[Task statement] Would you copy every line of the listing below that includes the word "title"?

[Data shown]

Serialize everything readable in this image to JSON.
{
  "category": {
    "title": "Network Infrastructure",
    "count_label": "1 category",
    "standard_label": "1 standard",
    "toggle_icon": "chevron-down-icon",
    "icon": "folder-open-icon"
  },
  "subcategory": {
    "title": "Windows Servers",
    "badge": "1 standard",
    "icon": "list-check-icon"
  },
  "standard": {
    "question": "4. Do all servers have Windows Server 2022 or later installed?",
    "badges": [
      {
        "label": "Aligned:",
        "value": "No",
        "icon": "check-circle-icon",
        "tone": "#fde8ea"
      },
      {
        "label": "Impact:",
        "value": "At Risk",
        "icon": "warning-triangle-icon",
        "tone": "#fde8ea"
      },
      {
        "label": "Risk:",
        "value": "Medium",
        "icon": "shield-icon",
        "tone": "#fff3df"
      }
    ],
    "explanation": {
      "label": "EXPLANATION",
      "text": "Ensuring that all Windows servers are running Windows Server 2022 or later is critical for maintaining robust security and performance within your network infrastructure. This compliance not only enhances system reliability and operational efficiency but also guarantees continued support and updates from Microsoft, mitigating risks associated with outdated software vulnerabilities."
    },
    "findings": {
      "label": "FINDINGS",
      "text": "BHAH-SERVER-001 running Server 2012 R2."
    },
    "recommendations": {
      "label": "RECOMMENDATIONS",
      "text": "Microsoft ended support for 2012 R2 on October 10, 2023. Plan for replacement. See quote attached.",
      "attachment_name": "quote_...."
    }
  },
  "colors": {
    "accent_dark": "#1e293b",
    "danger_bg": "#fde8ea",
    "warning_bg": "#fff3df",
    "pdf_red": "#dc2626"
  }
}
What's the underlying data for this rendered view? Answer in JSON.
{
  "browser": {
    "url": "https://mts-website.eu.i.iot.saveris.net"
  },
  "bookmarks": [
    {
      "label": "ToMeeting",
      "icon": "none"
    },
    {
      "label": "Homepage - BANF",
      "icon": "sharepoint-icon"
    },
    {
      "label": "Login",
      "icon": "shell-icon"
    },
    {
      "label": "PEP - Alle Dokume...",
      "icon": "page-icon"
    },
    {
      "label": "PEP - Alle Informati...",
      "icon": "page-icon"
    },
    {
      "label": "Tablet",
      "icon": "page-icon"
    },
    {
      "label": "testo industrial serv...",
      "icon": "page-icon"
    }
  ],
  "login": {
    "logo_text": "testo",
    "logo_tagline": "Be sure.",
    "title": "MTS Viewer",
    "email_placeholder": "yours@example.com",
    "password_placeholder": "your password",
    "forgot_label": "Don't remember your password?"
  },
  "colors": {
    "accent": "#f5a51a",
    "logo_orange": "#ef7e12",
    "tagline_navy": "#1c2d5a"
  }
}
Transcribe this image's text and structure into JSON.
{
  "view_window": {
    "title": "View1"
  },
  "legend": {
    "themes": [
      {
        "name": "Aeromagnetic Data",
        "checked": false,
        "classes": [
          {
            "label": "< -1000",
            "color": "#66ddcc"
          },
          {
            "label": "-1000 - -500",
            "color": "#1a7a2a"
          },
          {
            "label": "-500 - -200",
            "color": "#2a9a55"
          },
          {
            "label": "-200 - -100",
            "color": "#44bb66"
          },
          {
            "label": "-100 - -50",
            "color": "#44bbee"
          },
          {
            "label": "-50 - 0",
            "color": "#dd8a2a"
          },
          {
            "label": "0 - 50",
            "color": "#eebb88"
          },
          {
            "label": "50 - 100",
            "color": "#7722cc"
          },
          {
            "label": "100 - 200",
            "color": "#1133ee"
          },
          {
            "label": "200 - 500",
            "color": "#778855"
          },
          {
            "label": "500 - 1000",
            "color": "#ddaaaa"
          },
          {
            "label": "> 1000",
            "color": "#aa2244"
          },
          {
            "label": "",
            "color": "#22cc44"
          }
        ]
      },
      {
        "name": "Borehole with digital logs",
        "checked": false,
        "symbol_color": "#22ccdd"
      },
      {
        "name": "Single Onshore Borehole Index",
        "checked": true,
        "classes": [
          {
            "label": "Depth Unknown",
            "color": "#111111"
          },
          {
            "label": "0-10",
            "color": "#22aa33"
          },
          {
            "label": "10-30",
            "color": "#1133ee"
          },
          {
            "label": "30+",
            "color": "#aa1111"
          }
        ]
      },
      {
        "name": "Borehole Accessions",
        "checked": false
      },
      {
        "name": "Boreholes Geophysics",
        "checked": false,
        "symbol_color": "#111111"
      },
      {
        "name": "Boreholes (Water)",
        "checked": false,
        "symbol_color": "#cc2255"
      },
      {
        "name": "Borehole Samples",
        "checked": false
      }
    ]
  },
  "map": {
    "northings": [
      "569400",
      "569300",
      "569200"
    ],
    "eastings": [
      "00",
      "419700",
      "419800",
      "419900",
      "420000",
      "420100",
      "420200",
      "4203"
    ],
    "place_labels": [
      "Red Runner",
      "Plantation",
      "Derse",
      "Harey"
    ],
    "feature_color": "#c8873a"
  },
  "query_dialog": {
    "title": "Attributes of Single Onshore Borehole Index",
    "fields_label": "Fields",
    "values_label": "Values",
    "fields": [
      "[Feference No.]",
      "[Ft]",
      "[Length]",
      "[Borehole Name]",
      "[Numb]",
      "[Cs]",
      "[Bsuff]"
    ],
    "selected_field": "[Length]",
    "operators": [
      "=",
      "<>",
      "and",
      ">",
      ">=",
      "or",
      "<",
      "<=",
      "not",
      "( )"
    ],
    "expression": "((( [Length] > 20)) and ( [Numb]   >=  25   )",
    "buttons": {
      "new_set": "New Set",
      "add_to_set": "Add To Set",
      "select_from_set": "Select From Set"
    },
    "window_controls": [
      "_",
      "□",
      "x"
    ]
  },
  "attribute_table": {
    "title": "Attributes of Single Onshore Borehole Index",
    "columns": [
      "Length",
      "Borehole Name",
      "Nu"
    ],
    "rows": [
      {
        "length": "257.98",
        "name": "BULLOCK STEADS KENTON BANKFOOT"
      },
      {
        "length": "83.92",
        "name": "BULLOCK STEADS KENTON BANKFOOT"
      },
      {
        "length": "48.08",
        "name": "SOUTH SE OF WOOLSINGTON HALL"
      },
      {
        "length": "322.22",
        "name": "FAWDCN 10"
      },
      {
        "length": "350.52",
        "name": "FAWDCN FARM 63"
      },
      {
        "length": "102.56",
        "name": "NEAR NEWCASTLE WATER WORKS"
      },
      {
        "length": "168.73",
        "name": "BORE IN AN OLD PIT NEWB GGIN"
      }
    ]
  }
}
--
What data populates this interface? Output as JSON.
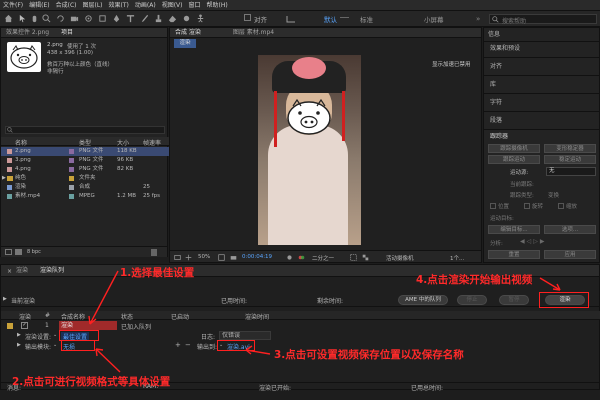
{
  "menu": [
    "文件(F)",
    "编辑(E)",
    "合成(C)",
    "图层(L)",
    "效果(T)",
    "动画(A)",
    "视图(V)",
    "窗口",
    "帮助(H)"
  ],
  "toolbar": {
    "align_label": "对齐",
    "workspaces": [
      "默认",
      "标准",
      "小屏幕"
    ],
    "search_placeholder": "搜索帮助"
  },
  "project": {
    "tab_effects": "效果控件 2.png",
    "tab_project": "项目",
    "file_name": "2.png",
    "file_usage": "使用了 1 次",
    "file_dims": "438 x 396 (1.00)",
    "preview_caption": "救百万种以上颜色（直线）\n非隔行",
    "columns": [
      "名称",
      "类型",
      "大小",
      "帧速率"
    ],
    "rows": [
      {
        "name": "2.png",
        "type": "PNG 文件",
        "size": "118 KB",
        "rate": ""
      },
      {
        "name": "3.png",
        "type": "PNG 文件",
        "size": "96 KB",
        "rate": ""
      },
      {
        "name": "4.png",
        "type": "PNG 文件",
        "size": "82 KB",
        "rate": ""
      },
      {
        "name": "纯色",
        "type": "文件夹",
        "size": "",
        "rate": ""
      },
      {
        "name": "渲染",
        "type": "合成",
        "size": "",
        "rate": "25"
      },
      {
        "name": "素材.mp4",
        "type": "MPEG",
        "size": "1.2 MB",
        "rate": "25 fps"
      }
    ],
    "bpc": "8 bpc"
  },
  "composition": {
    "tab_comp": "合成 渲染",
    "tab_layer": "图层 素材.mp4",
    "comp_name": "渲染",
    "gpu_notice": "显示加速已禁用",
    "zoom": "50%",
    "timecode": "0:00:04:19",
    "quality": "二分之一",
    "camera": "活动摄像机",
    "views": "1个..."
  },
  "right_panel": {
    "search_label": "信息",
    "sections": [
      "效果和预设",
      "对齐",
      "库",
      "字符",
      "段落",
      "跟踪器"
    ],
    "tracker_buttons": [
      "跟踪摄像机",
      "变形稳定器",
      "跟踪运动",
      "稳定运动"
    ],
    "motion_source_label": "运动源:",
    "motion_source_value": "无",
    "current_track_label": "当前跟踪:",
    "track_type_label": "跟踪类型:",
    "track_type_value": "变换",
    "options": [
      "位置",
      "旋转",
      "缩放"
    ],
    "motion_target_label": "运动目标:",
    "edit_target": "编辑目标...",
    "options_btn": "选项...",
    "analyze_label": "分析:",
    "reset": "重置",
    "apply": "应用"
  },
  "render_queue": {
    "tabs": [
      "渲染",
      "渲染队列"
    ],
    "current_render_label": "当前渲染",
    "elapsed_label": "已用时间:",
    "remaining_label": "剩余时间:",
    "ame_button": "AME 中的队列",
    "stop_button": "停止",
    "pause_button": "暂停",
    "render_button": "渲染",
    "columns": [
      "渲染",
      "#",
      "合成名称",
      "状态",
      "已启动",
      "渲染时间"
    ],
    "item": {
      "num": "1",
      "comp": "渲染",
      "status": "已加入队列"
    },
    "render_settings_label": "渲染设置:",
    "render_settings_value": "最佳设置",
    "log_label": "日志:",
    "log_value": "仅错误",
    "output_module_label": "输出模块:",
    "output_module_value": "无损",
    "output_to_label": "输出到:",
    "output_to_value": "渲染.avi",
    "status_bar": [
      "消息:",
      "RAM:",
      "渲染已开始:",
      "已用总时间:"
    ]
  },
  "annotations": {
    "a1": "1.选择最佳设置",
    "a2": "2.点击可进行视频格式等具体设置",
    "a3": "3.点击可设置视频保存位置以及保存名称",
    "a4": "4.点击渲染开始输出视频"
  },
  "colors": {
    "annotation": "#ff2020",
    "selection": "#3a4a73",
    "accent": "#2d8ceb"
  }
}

[Your solution]
    "title": "Network Infrastructure",
    "title": "Windows Servers",
    "title": "MTS Viewer",
    "title": "View1"
    "title": "Attributes of Single Onshore Borehole Index",
    "title": "Attributes of Single Onshore Borehole Index",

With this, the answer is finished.